Mastercard targets millennial clients with digital money management service
MasterCard has become the latest financial company to look at integrating digital budgeting tools with financial products in an effort to appeal to the millennial market.
The payments company today announced it is launching a new service called Assemble, which it calls a “prepaid innovation hub” designed to allow Mastercard partners or issuers to provide checking, budgeting, and payment features, as well as additional money management tools.
Issuers and partners can choose to deploy a white label version of the solution or to integrate specific functions into their current user interfaces through application programming interfaces, the company said. According to MasterCard, the first product available from Assemble is geared toward millennials, offering them a way to manage money through a digital prepaid account, a mobile app and a payment card.
“Prepaid is much more than just a way to safely store and use funds; it is a foundation to create new possibilities for consumers,” said Tom Cronin, Mastercard's senior vice president of global prepaid product development, in a press release. “This technology enables our partners to deliver best-in-class digital experiences today, as we work to address additional segments such as gig economy workers and underserved consumers and micro businesses.”
The move comes at a time when financial institutions are increasingly looking to integrate budgeting tools into financial products specifically as a way to court millennials.
JPMorgan Chase last month launched its millennial-targeted Finn by Chase digital account, which blends instant account access, personal finance management tools and emojis. Citi this week also announced it is beta-testing a new service that lets customers co-create digital products geared toward financial wellness.

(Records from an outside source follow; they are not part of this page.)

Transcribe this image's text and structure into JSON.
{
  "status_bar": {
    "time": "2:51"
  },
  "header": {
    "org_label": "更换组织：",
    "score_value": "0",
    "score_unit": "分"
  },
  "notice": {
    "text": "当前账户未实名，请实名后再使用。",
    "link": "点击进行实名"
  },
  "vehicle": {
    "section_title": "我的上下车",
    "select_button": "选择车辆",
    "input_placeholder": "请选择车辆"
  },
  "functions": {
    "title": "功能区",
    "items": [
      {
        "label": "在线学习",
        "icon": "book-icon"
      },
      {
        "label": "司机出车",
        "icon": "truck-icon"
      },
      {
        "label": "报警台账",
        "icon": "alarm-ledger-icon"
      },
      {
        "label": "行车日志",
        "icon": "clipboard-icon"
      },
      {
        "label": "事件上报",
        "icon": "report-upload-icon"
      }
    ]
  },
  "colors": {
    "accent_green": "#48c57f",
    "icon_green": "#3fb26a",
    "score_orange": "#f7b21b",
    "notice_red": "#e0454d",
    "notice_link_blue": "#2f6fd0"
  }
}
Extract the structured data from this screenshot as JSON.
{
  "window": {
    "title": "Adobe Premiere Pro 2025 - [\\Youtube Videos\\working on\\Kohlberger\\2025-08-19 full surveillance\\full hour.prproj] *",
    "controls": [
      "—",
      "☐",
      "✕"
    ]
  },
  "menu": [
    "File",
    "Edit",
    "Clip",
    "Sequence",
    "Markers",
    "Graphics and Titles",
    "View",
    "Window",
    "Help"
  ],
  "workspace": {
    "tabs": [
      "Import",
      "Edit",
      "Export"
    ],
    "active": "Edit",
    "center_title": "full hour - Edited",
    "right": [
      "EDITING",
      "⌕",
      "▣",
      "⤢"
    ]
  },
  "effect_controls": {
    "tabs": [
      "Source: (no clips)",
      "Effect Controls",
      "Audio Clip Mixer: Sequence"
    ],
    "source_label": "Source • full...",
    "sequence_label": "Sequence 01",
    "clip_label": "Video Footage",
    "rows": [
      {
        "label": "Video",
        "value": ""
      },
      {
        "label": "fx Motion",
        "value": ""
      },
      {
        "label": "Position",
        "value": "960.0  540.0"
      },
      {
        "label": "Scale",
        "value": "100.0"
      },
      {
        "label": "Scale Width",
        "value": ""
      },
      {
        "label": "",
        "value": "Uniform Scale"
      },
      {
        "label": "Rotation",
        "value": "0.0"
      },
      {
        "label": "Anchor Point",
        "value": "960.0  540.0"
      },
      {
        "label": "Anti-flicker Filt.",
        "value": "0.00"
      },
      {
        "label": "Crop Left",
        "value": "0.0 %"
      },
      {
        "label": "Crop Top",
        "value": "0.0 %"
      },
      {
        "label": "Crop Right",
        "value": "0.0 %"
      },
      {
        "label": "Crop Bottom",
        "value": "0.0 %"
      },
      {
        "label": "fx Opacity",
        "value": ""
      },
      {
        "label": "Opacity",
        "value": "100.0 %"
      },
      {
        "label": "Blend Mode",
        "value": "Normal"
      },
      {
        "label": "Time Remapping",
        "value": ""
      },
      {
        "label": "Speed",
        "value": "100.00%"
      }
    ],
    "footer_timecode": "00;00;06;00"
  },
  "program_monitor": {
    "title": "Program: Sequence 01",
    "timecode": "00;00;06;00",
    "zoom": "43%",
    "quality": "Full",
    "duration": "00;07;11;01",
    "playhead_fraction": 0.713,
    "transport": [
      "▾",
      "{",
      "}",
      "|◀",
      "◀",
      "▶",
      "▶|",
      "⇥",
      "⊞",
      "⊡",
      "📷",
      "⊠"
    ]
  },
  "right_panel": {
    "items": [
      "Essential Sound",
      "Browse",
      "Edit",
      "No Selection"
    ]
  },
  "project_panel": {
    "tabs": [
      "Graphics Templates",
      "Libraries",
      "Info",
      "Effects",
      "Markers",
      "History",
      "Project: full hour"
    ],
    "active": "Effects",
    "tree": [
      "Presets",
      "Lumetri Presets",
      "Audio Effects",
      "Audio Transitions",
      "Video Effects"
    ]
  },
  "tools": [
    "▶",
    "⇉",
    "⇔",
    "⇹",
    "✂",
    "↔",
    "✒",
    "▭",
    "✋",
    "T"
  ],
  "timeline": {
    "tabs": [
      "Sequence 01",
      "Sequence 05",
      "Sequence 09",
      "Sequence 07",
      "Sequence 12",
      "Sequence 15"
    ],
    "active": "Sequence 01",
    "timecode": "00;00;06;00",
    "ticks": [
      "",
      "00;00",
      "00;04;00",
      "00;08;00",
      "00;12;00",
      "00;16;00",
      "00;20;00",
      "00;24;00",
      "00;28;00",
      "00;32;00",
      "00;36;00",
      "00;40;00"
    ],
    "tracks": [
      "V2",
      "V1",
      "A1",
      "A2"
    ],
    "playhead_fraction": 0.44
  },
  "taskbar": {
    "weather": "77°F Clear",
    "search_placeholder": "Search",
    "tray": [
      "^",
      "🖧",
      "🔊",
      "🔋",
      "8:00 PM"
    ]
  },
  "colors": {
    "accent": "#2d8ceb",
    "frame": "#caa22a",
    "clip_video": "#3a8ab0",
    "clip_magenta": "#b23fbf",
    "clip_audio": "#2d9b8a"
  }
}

It’s not just banks; some fintechs too have launched bank accounts tied to a value-added service they already offer, such a micro investing and money management. One recent example is Stash Invest, a microinvestor that last month announced it would begin offering a savings and checking account starting next year.